Republic FC Chairman and CEO Kevin Nagle said he has “never been so optimistic” in the city’s chances.
“Sacramento is making our strongest statement yet about our commitment to MLS,” he said. Nagle said his group of investors was making a “multimillion-dollar” investment in the first phase of construction alone.
A soccer stadium would be one anchor of a redeveloped railyard that will also include a massive Kaiser Permanente hospital complex and 10,000 homes.
“Over the next two decades, this project will shape our future,” said Councilman Jeff Harris.
The announcement was made as MLS officials prepare to gather in Chicago for the annual All-Star game and owner meetings next week. Republic FC will send a contingent to the annual meeting to campaign for their expansion bid.

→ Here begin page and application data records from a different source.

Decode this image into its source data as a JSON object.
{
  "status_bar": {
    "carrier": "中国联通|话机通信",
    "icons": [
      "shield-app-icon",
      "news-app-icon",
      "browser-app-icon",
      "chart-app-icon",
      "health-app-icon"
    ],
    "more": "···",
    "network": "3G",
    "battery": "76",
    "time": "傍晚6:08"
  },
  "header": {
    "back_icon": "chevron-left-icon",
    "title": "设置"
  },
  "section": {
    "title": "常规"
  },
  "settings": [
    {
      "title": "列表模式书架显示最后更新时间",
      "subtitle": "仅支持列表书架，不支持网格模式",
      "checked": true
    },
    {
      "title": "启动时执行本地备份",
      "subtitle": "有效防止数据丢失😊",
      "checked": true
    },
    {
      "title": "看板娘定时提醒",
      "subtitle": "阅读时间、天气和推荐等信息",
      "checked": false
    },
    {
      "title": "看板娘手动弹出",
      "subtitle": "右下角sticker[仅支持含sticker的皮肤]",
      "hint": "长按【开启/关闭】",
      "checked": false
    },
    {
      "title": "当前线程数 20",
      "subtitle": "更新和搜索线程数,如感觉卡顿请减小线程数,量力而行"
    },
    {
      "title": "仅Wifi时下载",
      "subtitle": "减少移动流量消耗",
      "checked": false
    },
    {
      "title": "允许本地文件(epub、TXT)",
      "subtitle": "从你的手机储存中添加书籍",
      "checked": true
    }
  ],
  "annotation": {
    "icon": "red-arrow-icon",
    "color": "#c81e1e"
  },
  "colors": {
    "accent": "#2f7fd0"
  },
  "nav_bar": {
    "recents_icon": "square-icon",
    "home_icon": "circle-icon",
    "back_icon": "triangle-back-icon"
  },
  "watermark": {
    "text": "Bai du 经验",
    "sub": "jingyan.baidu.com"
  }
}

MLS is expected to announce two expansion awards by December. Sacramento is one of 12 cities vying for those spots and has long been considered one of the front-runners to join the nation’s premier professional soccer league.
If Sacramento loses out, the next construction phase would not begin in spring.
By beginning preparation work at the railyard, Republic FC is hoping to send a message to MLS that its bid is well ahead of the other cities’. The Sacramento stadium, which will be privately financed, already has the approval of the City Council. The deep-pocketed ownership group includes Nagle, San Francisco 49ers principal owner Jed York and former gubernatorial candidate Meg Whitman.
Stadium site delays led a group spearheading San Diego’s bid to ask MLS to postpone its decision on granting the last two spots until after the November 2018 election. Voters in St. Louis defeated a stadium funding measure in April, a result the league called “clearly a significant setback for the city’s expansion opportunity.”
Lukewarm government support in Charlotte is threatening to leave a funding gap for a soccer stadium in that city. And other bid cities remain in the early stages of their stadium proposals, releasing architectural drawings but lacking advanced funding plans or sites.